The application of Glare as fuselage skin material for the A380 is widely known. In 2003 a major break-through was achieved with the application of Glare in the Leading Edge of the vertical and horizontal tail plane of the Airbus A380. With this new application a first structural application of Glare outside aircraft fuselages was found.
The Leading Edge of a wing or tail plane mainly has two functions. The first is to maintain the right aerodynamic shape of the wing as a whole and secondly it has to protect the wing from any in-flight impact damages.
During take off and landing, debris like small stones can be moved and impact the wing or empennage. Further, in flight one of the major threats for the wing leading edges is impact by birds. A bird impact will cause severe damage to the wing with a possible loss of control for the aircraft in case of damage of the major structure of the wing. Bird impact is therefore one of the main design drivers for a leading edge.

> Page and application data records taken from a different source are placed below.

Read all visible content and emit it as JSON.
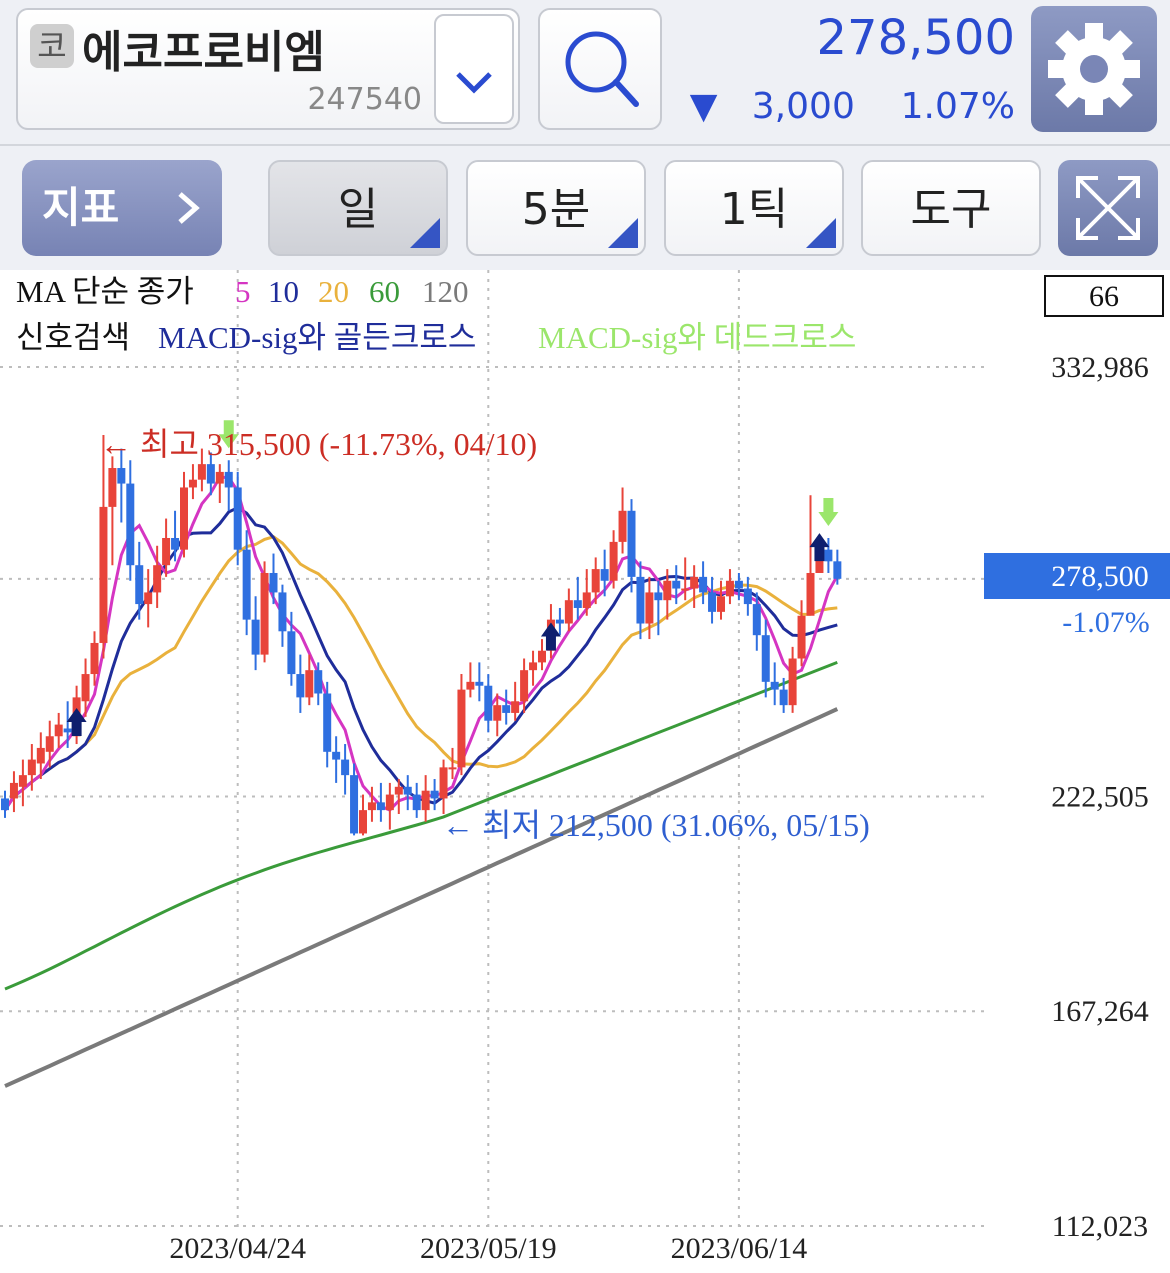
{
  "header": {
    "market_badge": "코",
    "stock_name": "에코프로비엠",
    "stock_code": "247540",
    "price": "278,500",
    "change_arrow": "▼",
    "change_amount": "3,000",
    "change_pct": "1.07%"
  },
  "toolbar": {
    "indicator_label": "지표",
    "period_label": "일",
    "minute_label": "5분",
    "tick_label": "1틱",
    "tools_label": "도구"
  },
  "chart_header": {
    "ma_prefix": "MA 단순 종가",
    "ma_periods": [
      "5",
      "10",
      "20",
      "60",
      "120"
    ],
    "signal_prefix": "신호검색",
    "signal_golden": "MACD-sig와 골든크로스",
    "signal_dead": "MACD-sig와 데드크로스",
    "box_value": "66"
  },
  "colors": {
    "up": "#e8443a",
    "down": "#2f6fe0",
    "ma5": "#d535c2",
    "ma10": "#1f2d9a",
    "ma20": "#e9b13c",
    "ma60": "#3a9b3a",
    "ma120": "#7a7a7a",
    "golden": "#0f1f6e",
    "dead": "#9be66b"
  },
  "chart_data": {
    "type": "candlestick",
    "y_ticks": [
      "332,986",
      "222,505",
      "167,264",
      "112,023"
    ],
    "x_ticks": [
      "2023/04/24",
      "2023/05/19",
      "2023/06/14"
    ],
    "current_price": "278,500",
    "current_change": "-1.07%",
    "high_annotation": "← 최고 315,500 (-11.73%, 04/10)",
    "low_annotation": "← 최저 212,500 (31.06%, 05/15)",
    "candles": [
      [
        222000,
        219000,
        224000,
        217000
      ],
      [
        222000,
        226000,
        229000,
        218500
      ],
      [
        225000,
        228000,
        232000,
        220000
      ],
      [
        228000,
        232000,
        236000,
        224000
      ],
      [
        231000,
        235000,
        239000,
        227000
      ],
      [
        234000,
        238000,
        242000,
        230000
      ],
      [
        238000,
        241000,
        244000,
        235000
      ],
      [
        240000,
        239000,
        247000,
        235000
      ],
      [
        238000,
        248000,
        251000,
        236000
      ],
      [
        247000,
        254000,
        258000,
        243000
      ],
      [
        254000,
        262000,
        265000,
        251000
      ],
      [
        262000,
        297000,
        315500,
        258000
      ],
      [
        297000,
        307000,
        310000,
        282000
      ],
      [
        307000,
        303000,
        312000,
        293000
      ],
      [
        303000,
        282000,
        309000,
        278000
      ],
      [
        282000,
        272000,
        288000,
        268000
      ],
      [
        272000,
        275000,
        281000,
        266000
      ],
      [
        275000,
        282000,
        287000,
        271000
      ],
      [
        282000,
        289000,
        294000,
        279000
      ],
      [
        289000,
        286000,
        296000,
        283000
      ],
      [
        286000,
        302000,
        306000,
        284000
      ],
      [
        302000,
        304000,
        308000,
        299000
      ],
      [
        304000,
        308000,
        312000,
        301000
      ],
      [
        308000,
        303000,
        311000,
        300000
      ],
      [
        303000,
        306000,
        308000,
        298000
      ],
      [
        306000,
        302000,
        309000,
        296000
      ],
      [
        302000,
        286000,
        306000,
        282000
      ],
      [
        286000,
        268000,
        291000,
        264000
      ],
      [
        268000,
        259000,
        274000,
        255000
      ],
      [
        259000,
        280000,
        283000,
        257000
      ],
      [
        280000,
        275000,
        285000,
        272000
      ],
      [
        275000,
        265000,
        277000,
        261000
      ],
      [
        265000,
        254000,
        270000,
        251000
      ],
      [
        254000,
        248000,
        259000,
        244000
      ],
      [
        248000,
        255000,
        259000,
        246000
      ],
      [
        255000,
        249000,
        257000,
        246000
      ],
      [
        249000,
        234000,
        252000,
        230000
      ],
      [
        234000,
        232000,
        238000,
        226000
      ],
      [
        232000,
        228000,
        236000,
        223000
      ],
      [
        228000,
        213000,
        231000,
        212500
      ],
      [
        213000,
        219000,
        223000,
        212500
      ],
      [
        219000,
        221000,
        225000,
        216000
      ],
      [
        221000,
        219000,
        226000,
        216000
      ],
      [
        219000,
        223000,
        226000,
        214000
      ],
      [
        223000,
        225000,
        227000,
        218000
      ],
      [
        225000,
        223000,
        228000,
        219000
      ],
      [
        223000,
        219000,
        226000,
        217000
      ],
      [
        219000,
        224000,
        228000,
        216000
      ],
      [
        224000,
        222000,
        227000,
        219000
      ],
      [
        222000,
        230000,
        232000,
        218000
      ],
      [
        230000,
        230000,
        235000,
        227000
      ],
      [
        230000,
        250000,
        254000,
        228000
      ],
      [
        250000,
        252000,
        257000,
        248000
      ],
      [
        252000,
        251000,
        257000,
        247000
      ],
      [
        251000,
        242000,
        254000,
        239000
      ],
      [
        242000,
        246000,
        249000,
        238000
      ],
      [
        246000,
        244000,
        250000,
        241000
      ],
      [
        244000,
        247000,
        252000,
        242000
      ],
      [
        247000,
        255000,
        258000,
        244000
      ],
      [
        255000,
        257000,
        260000,
        251000
      ],
      [
        257000,
        260000,
        263000,
        255000
      ],
      [
        260000,
        268000,
        272000,
        258000
      ],
      [
        268000,
        267000,
        271000,
        264000
      ],
      [
        267000,
        273000,
        276000,
        265000
      ],
      [
        273000,
        271000,
        279000,
        268000
      ],
      [
        271000,
        275000,
        281000,
        269000
      ],
      [
        275000,
        281000,
        284000,
        272000
      ],
      [
        281000,
        278000,
        286000,
        274000
      ],
      [
        278000,
        288000,
        291000,
        276000
      ],
      [
        288000,
        296000,
        302000,
        285000
      ],
      [
        296000,
        279000,
        299000,
        275000
      ],
      [
        279000,
        267000,
        283000,
        263000
      ],
      [
        267000,
        275000,
        279000,
        263000
      ],
      [
        275000,
        273000,
        278000,
        264000
      ],
      [
        273000,
        278000,
        281000,
        268000
      ],
      [
        278000,
        276000,
        282000,
        272000
      ],
      [
        276000,
        276000,
        284000,
        273000
      ],
      [
        276000,
        279000,
        282000,
        271000
      ],
      [
        279000,
        275000,
        283000,
        272000
      ],
      [
        275000,
        270000,
        279000,
        267000
      ],
      [
        270000,
        274000,
        278000,
        268000
      ],
      [
        274000,
        278000,
        281000,
        272000
      ],
      [
        278000,
        276000,
        280000,
        273000
      ],
      [
        276000,
        272000,
        279000,
        269000
      ],
      [
        272000,
        264000,
        275000,
        260000
      ],
      [
        264000,
        252000,
        268000,
        248000
      ],
      [
        252000,
        250000,
        257000,
        246000
      ],
      [
        250000,
        246000,
        253000,
        244000
      ],
      [
        246000,
        258000,
        261000,
        244000
      ],
      [
        258000,
        269000,
        273000,
        256000
      ],
      [
        269000,
        280000,
        300000,
        275000
      ],
      [
        280000,
        286000,
        288000,
        281000
      ],
      [
        286000,
        283000,
        289000,
        280000
      ],
      [
        283000,
        278500,
        286000,
        277000
      ]
    ]
  }
}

It is known that Glare has good impact properties, which are governed by the so-called strain-rate behaviour of the glass fibres in the laminate. This phenomenon results in a higher strength of the fibres at higher loading rates. One can image that a bird impact during flight is the source for very high strain rates. On request of Airbus, application of Glare in a leading edge was therefore investigated from the year 2001.
Verification tests using qualified test set-ups and facilities have shown that Glare indeed shows very good bird impact behaviour. In comparison to aluminium this results either in a better protection of the structure (less damage) or in a lighter design.
The size of the Airbus A380 is enormous. The vertical tail plane has a length of about 16 metres. These dimensions result in a second challenge namely: the production of Glare Leading Edges. FMLC developed a production method to manufacture the Leading Edges in a simple manner including a dedicated quality assurance system.